» The input
▬▬▬▬▬▬

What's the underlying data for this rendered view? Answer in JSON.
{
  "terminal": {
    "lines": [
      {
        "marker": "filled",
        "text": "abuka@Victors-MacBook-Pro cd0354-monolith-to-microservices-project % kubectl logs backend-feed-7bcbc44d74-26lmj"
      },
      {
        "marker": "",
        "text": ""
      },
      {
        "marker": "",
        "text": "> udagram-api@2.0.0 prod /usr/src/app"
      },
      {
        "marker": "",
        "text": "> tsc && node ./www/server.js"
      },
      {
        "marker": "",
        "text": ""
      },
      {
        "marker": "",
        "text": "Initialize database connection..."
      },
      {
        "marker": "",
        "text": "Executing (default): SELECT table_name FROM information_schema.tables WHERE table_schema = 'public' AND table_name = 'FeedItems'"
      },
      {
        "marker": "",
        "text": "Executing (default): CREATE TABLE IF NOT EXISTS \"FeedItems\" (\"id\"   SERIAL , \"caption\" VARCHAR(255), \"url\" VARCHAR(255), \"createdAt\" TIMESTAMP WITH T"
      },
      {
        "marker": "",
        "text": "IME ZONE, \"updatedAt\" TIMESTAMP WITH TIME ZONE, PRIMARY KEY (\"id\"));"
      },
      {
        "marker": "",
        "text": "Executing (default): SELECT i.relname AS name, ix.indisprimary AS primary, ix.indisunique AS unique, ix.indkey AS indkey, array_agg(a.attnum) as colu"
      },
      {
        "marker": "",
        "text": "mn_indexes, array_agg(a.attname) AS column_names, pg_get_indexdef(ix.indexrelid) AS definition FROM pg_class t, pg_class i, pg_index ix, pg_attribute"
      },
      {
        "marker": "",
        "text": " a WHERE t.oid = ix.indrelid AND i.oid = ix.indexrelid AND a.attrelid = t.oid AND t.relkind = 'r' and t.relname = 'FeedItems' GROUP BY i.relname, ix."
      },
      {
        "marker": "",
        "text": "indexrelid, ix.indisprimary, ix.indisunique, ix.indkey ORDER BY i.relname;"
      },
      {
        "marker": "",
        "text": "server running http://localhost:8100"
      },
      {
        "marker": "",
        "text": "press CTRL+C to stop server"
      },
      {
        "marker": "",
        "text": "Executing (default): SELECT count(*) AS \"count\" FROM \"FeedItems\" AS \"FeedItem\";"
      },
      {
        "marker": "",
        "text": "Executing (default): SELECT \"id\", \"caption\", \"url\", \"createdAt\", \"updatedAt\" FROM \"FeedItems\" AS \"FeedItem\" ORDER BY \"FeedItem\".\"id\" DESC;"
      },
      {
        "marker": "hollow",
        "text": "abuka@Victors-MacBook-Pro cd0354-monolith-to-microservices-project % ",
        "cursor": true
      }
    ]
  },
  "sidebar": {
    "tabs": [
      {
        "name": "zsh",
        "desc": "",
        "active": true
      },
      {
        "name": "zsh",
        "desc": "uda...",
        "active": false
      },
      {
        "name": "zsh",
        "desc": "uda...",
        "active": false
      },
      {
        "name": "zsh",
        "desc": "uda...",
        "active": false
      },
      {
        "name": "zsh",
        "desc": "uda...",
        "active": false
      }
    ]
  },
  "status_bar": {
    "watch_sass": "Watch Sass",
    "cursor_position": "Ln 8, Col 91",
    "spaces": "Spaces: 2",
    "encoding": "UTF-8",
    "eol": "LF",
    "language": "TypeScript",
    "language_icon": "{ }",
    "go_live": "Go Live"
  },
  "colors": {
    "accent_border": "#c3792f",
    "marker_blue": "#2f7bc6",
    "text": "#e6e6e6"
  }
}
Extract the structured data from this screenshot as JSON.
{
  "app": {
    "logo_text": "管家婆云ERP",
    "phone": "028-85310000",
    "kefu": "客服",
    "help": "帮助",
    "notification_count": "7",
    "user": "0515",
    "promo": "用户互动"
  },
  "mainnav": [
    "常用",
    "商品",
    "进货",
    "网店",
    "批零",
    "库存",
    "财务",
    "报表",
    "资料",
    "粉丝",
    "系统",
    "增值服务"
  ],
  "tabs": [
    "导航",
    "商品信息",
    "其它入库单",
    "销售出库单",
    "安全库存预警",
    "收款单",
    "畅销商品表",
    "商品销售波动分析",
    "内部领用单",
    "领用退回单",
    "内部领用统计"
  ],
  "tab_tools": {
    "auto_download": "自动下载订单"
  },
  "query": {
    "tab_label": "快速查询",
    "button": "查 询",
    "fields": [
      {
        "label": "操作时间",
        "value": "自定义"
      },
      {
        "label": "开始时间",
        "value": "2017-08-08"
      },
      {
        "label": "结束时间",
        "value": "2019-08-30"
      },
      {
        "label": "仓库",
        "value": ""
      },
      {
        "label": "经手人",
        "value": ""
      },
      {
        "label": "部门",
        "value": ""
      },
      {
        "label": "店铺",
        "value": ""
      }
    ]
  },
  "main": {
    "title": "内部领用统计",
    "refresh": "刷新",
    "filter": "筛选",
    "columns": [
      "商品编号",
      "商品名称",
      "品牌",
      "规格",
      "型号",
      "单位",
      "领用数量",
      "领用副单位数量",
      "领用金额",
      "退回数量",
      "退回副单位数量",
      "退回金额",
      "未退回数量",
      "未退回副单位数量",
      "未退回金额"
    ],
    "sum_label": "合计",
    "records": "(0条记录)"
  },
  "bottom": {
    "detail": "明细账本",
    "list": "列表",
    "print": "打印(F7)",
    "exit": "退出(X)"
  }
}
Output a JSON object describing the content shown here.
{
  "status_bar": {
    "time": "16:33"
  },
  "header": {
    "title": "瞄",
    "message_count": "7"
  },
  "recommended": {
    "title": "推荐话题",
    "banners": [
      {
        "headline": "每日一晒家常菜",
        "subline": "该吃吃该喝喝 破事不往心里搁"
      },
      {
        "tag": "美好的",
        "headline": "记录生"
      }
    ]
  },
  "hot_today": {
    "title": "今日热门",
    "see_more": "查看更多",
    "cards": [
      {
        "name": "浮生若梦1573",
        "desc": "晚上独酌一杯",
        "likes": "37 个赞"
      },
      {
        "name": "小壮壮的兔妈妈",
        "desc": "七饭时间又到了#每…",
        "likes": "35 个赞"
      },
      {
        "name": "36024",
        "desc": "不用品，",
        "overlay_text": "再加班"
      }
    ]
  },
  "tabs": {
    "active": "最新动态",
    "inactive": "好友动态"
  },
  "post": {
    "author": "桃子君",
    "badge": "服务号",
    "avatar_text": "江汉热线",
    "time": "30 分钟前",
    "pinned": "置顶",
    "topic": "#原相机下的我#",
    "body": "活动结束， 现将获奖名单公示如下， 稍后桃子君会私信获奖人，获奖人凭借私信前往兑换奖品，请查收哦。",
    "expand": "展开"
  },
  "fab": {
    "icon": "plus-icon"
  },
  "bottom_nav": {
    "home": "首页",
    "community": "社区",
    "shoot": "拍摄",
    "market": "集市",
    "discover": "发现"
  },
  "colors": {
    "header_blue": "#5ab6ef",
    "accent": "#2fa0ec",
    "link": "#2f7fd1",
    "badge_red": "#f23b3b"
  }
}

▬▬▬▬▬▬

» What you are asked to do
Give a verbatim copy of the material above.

» Response to this task
What's the underlying data for this rendered view? Answer in JSON.
{
  "terminal": {
    "lines": [
      {
        "marker": "filled",
        "text": "abuka@Victors-MacBook-Pro cd0354-monolith-to-microservices-project % kubectl logs backend-feed-7bcbc44d74-26lmj"
      },
      {
        "marker": "",
        "text": ""
      },
      {
        "marker": "",
        "text": "> udagram-api@2.0.0 prod /usr/src/app"
      },
      {
        "marker": "",
        "text": "> tsc && node ./www/server.js"
      },
      {
        "marker": "",
        "text": ""
      },
      {
        "marker": "",
        "text": "Initialize database connection..."
      },
      {
        "marker": "",
        "text": "Executing (default): SELECT table_name FROM information_schema.tables WHERE table_schema = 'public' AND table_name = 'FeedItems'"
      },
      {
        "marker": "",
        "text": "Executing (default): CREATE TABLE IF NOT EXISTS \"FeedItems\" (\"id\"   SERIAL , \"caption\" VARCHAR(255), \"url\" VARCHAR(255), \"createdAt\" TIMESTAMP WITH T"
      },
      {
        "marker": "",
        "text": "IME ZONE, \"updatedAt\" TIMESTAMP WITH TIME ZONE, PRIMARY KEY (\"id\"));"
      },
      {
        "marker": "",
        "text": "Executing (default): SELECT i.relname AS name, ix.indisprimary AS primary, ix.indisunique AS unique, ix.indkey AS indkey, array_agg(a.attnum) as colu"
      },
      {
        "marker": "",
        "text": "mn_indexes, array_agg(a.attname) AS column_names, pg_get_indexdef(ix.indexrelid) AS definition FROM pg_class t, pg_class i, pg_index ix, pg_attribute"
      },
      {
        "marker": "",
        "text": " a WHERE t.oid = ix.indrelid AND i.oid = ix.indexrelid AND a.attrelid = t.oid AND t.relkind = 'r' and t.relname = 'FeedItems' GROUP BY i.relname, ix."
      },
      {
        "marker": "",
        "text": "indexrelid, ix.indisprimary, ix.indisunique, ix.indkey ORDER BY i.relname;"
      },
      {
        "marker": "",
        "text": "server running http://localhost:8100"
      },
      {
        "marker": "",
        "text": "press CTRL+C to stop server"
      },
      {
        "marker": "",
        "text": "Executing (default): SELECT count(*) AS \"count\" FROM \"FeedItems\" AS \"FeedItem\";"
      },
      {
        "marker": "",
        "text": "Executing (default): SELECT \"id\", \"caption\", \"url\", \"createdAt\", \"updatedAt\" FROM \"FeedItems\" AS \"FeedItem\" ORDER BY \"FeedItem\".\"id\" DESC;"
      },
      {
        "marker": "hollow",
        "text": "abuka@Victors-MacBook-Pro cd0354-monolith-to-microservices-project % ",
        "cursor": true
      }
    ]
  },
  "sidebar": {
    "tabs": [
      {
        "name": "zsh",
        "desc": "",
        "active": true
      },
      {
        "name": "zsh",
        "desc": "uda...",
        "active": false
      },
      {
        "name": "zsh",
        "desc": "uda...",
        "active": false
      },
      {
        "name": "zsh",
        "desc": "uda...",
        "active": false
      },
      {
        "name": "zsh",
        "desc": "uda...",
        "active": false
      }
    ]
  },
  "status_bar": {
    "watch_sass": "Watch Sass",
    "cursor_position": "Ln 8, Col 91",
    "spaces": "Spaces: 2",
    "encoding": "UTF-8",
    "eol": "LF",
    "language": "TypeScript",
    "language_icon": "{ }",
    "go_live": "Go Live"
  },
  "colors": {
    "accent_border": "#c3792f",
    "marker_blue": "#2f7bc6",
    "text": "#e6e6e6"
  }
}
Extract the structured data from this screenshot as JSON.
{
  "app": {
    "logo_text": "管家婆云ERP",
    "phone": "028-85310000",
    "kefu": "客服",
    "help": "帮助",
    "notification_count": "7",
    "user": "0515",
    "promo": "用户互动"
  },
  "mainnav": [
    "常用",
    "商品",
    "进货",
    "网店",
    "批零",
    "库存",
    "财务",
    "报表",
    "资料",
    "粉丝",
    "系统",
    "增值服务"
  ],
  "tabs": [
    "导航",
    "商品信息",
    "其它入库单",
    "销售出库单",
    "安全库存预警",
    "收款单",
    "畅销商品表",
    "商品销售波动分析",
    "内部领用单",
    "领用退回单",
    "内部领用统计"
  ],
  "tab_tools": {
    "auto_download": "自动下载订单"
  },
  "query": {
    "tab_label": "快速查询",
    "button": "查 询",
    "fields": [
      {
        "label": "操作时间",
        "value": "自定义"
      },
      {
        "label": "开始时间",
        "value": "2017-08-08"
      },
      {
        "label": "结束时间",
        "value": "2019-08-30"
      },
      {
        "label": "仓库",
        "value": ""
      },
      {
        "label": "经手人",
        "value": ""
      },
      {
        "label": "部门",
        "value": ""
      },
      {
        "label": "店铺",
        "value": ""
      }
    ]
  },
  "main": {
    "title": "内部领用统计",
    "refresh": "刷新",
    "filter": "筛选",
    "columns": [
      "商品编号",
      "商品名称",
      "品牌",
      "规格",
      "型号",
      "单位",
      "领用数量",
      "领用副单位数量",
      "领用金额",
      "退回数量",
      "退回副单位数量",
      "退回金额",
      "未退回数量",
      "未退回副单位数量",
      "未退回金额"
    ],
    "sum_label": "合计",
    "records": "(0条记录)"
  },
  "bottom": {
    "detail": "明细账本",
    "list": "列表",
    "print": "打印(F7)",
    "exit": "退出(X)"
  }
}
Output a JSON object describing the content shown here.
{
  "status_bar": {
    "time": "16:33"
  },
  "header": {
    "title": "瞄",
    "message_count": "7"
  },
  "recommended": {
    "title": "推荐话题",
    "banners": [
      {
        "headline": "每日一晒家常菜",
        "subline": "该吃吃该喝喝 破事不往心里搁"
      },
      {
        "tag": "美好的",
        "headline": "记录生"
      }
    ]
  },
  "hot_today": {
    "title": "今日热门",
    "see_more": "查看更多",
    "cards": [
      {
        "name": "浮生若梦1573",
        "desc": "晚上独酌一杯",
        "likes": "37 个赞"
      },
      {
        "name": "小壮壮的兔妈妈",
        "desc": "七饭时间又到了#每…",
        "likes": "35 个赞"
      },
      {
        "name": "36024",
        "desc": "不用品，",
        "overlay_text": "再加班"
      }
    ]
  },
  "tabs": {
    "active": "最新动态",
    "inactive": "好友动态"
  },
  "post": {
    "author": "桃子君",
    "badge": "服务号",
    "avatar_text": "江汉热线",
    "time": "30 分钟前",
    "pinned": "置顶",
    "topic": "#原相机下的我#",
    "body": "活动结束， 现将获奖名单公示如下， 稍后桃子君会私信获奖人，获奖人凭借私信前往兑换奖品，请查收哦。",
    "expand": "展开"
  },
  "fab": {
    "icon": "plus-icon"
  },
  "bottom_nav": {
    "home": "首页",
    "community": "社区",
    "shoot": "拍摄",
    "market": "集市",
    "discover": "发现"
  },
  "colors": {
    "header_blue": "#5ab6ef",
    "accent": "#2fa0ec",
    "link": "#2f7fd1",
    "badge_red": "#f23b3b"
  }
}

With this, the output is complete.